[Opening SOURCE INFORMATION section]

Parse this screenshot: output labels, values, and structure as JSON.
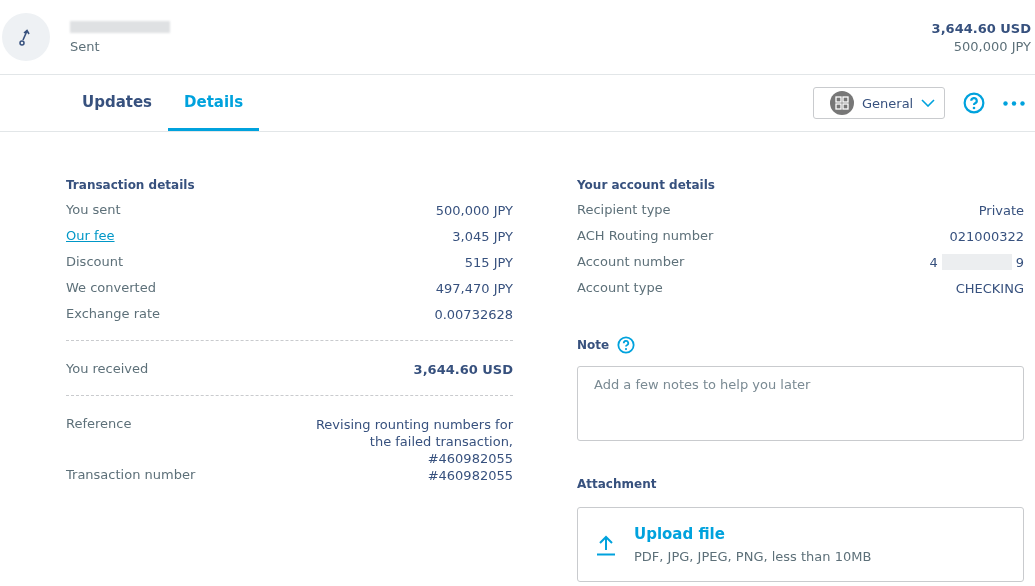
{
  "header": {
    "redacted_name": true,
    "status": "Sent",
    "amount": "3,644.60 USD",
    "amount_secondary": "500,000 JPY"
  },
  "tabs": [
    {
      "label": "Updates",
      "selected": false
    },
    {
      "label": "Details",
      "selected": true
    }
  ],
  "toolbar": {
    "view": "General"
  },
  "transaction": {
    "title": "Transaction details",
    "groups": [
      [
        {
          "label": "You sent",
          "value": "500,000 JPY",
          "link": false,
          "emphasis": false
        },
        {
          "label": "Our fee",
          "value": "3,045 JPY",
          "link": true,
          "emphasis": false
        },
        {
          "label": "Discount",
          "value": "515 JPY",
          "link": false,
          "emphasis": false
        },
        {
          "label": "We converted",
          "value": "497,470 JPY",
          "link": false,
          "emphasis": false
        },
        {
          "label": "Exchange rate",
          "value": "0.00732628",
          "link": false,
          "emphasis": false
        }
      ],
      [
        {
          "label": "You received",
          "value": "3,644.60 USD",
          "link": false,
          "emphasis": true
        }
      ],
      [
        {
          "label": "Reference",
          "value": "Revising rounting numbers for the failed transaction, #460982055",
          "link": false,
          "emphasis": false
        },
        {
          "label": "Transaction number",
          "value": "#460982055",
          "link": false,
          "emphasis": false
        }
      ]
    ]
  },
  "account": {
    "title": "Your account details",
    "rows": [
      {
        "label": "Recipient type",
        "value": "Private",
        "redacted": false
      },
      {
        "label": "ACH Routing number",
        "value": "021000322",
        "redacted": false
      },
      {
        "label": "Account number",
        "value": "4",
        "value_end": "9",
        "redacted": true
      },
      {
        "label": "Account type",
        "value": "CHECKING",
        "redacted": false
      }
    ]
  },
  "note": {
    "label": "Note",
    "placeholder": "Add a few notes to help you later"
  },
  "attachment": {
    "label": "Attachment",
    "upload": {
      "title": "Upload file",
      "hint": "PDF, JPG, JPEG, PNG, less than 10MB"
    }
  }
}
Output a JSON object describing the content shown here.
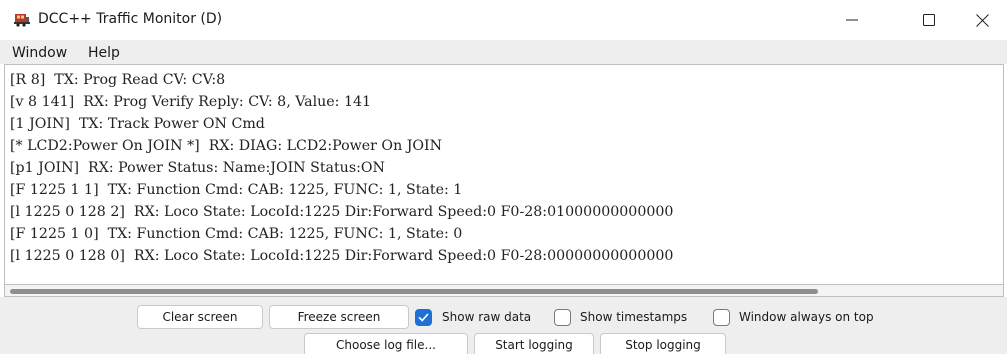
{
  "window": {
    "title": "DCC++ Traffic Monitor (D)",
    "icon": "train-icon",
    "controls": {
      "minimize": "minimize-icon",
      "maximize": "maximize-icon",
      "close": "close-icon"
    }
  },
  "menu": {
    "items": [
      {
        "label": "Window"
      },
      {
        "label": "Help"
      }
    ]
  },
  "log": {
    "lines": [
      "[R 8]  TX: Prog Read CV: CV:8",
      "[v 8 141]  RX: Prog Verify Reply: CV: 8, Value: 141",
      "[1 JOIN]  TX: Track Power ON Cmd",
      "[* LCD2:Power On JOIN *]  RX: DIAG: LCD2:Power On JOIN",
      "[p1 JOIN]  RX: Power Status: Name:JOIN Status:ON",
      "[F 1225 1 1]  TX: Function Cmd: CAB: 1225, FUNC: 1, State: 1",
      "[l 1225 0 128 2]  RX: Loco State: LocoId:1225 Dir:Forward Speed:0 F0-28:01000000000000",
      "[F 1225 1 0]  TX: Function Cmd: CAB: 1225, FUNC: 1, State: 0",
      "[l 1225 0 128 0]  RX: Loco State: LocoId:1225 Dir:Forward Speed:0 F0-28:00000000000000"
    ]
  },
  "controls": {
    "clear_screen": "Clear screen",
    "freeze_screen": "Freeze screen",
    "show_raw_data": {
      "label": "Show raw data",
      "checked": true
    },
    "show_timestamps": {
      "label": "Show timestamps",
      "checked": false
    },
    "window_always_on_top": {
      "label": "Window always on top",
      "checked": false
    },
    "choose_log_file": "Choose log file...",
    "start_logging": "Start logging",
    "stop_logging": "Stop logging"
  },
  "colors": {
    "checkbox_checked": "#1f6fd6",
    "panel_background": "#eeeeee"
  }
}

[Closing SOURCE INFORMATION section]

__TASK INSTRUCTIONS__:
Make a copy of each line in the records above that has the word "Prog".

__RESPONSE TO THIS TASK__:
      "[R 8]  TX: Prog Read CV: CV:8",
      "[v 8 141]  RX: Prog Verify Reply: CV: 8, Value: 141",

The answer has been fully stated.